→ **ACTIVITY**: Among these entries, how many lines have the string "title" in them? Only the number is needed.

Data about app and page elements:
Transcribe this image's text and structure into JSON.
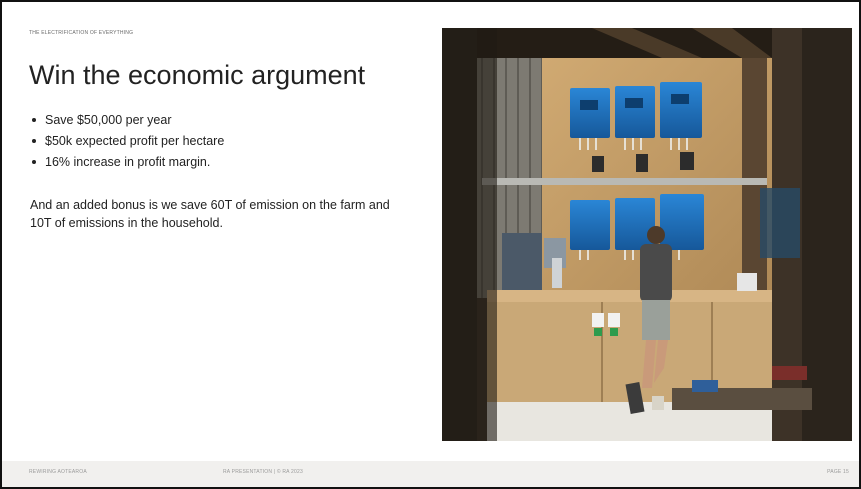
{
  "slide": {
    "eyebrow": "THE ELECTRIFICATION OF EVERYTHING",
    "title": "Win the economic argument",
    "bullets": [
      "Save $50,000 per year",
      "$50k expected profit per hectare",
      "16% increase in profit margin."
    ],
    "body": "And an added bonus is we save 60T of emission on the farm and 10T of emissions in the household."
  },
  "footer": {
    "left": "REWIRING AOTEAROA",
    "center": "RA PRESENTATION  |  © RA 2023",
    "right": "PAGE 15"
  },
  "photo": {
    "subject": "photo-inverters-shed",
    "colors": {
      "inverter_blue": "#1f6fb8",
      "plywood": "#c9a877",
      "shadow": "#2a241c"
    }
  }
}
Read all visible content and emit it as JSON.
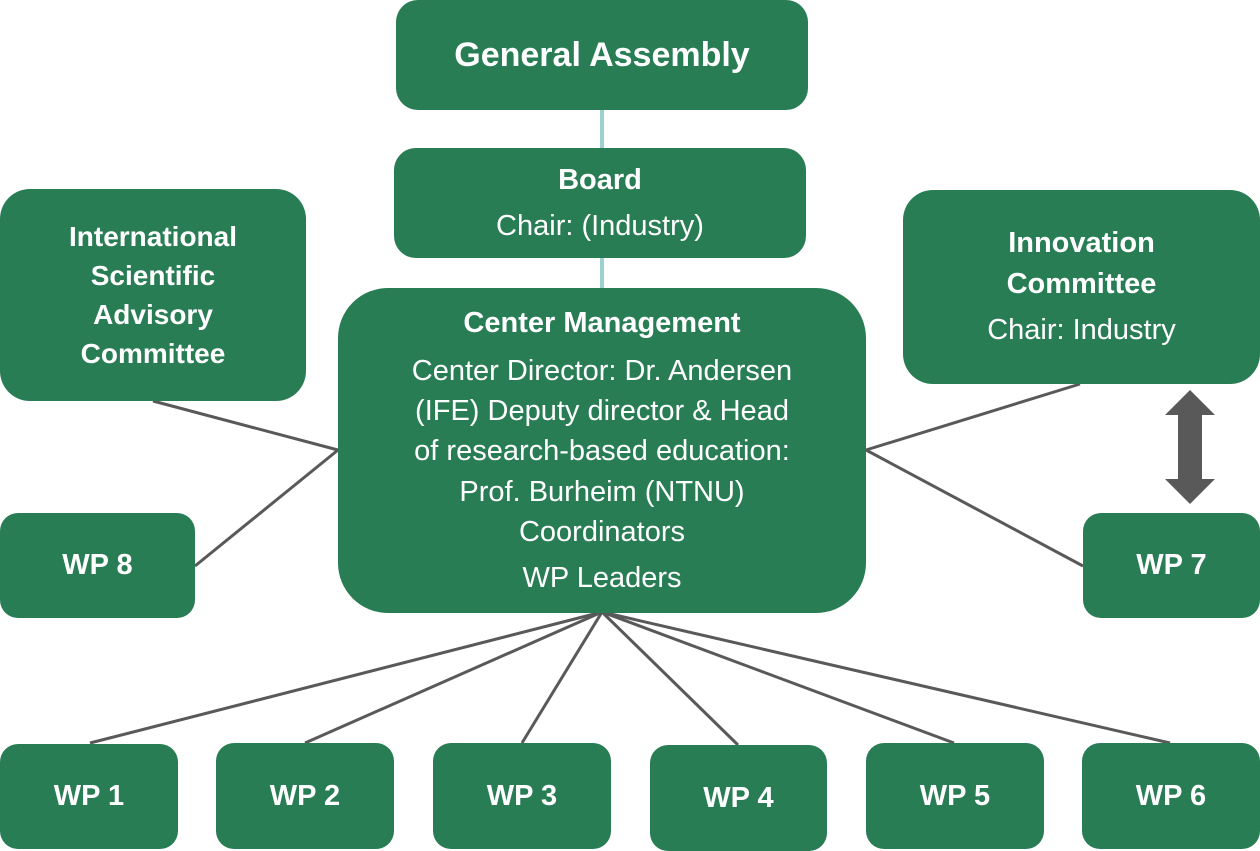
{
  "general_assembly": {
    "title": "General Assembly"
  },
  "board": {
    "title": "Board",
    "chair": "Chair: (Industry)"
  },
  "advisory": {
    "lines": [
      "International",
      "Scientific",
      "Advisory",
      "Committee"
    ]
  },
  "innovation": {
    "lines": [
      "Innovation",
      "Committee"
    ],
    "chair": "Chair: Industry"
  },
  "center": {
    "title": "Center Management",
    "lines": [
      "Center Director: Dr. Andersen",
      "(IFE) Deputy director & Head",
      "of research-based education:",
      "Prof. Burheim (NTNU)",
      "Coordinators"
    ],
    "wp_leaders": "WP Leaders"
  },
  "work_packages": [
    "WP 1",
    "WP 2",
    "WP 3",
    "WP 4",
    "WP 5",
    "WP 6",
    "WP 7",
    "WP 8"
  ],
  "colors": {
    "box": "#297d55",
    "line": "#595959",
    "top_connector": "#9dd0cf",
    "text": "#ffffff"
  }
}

→ **ANSWER TO THIS TASK**: 4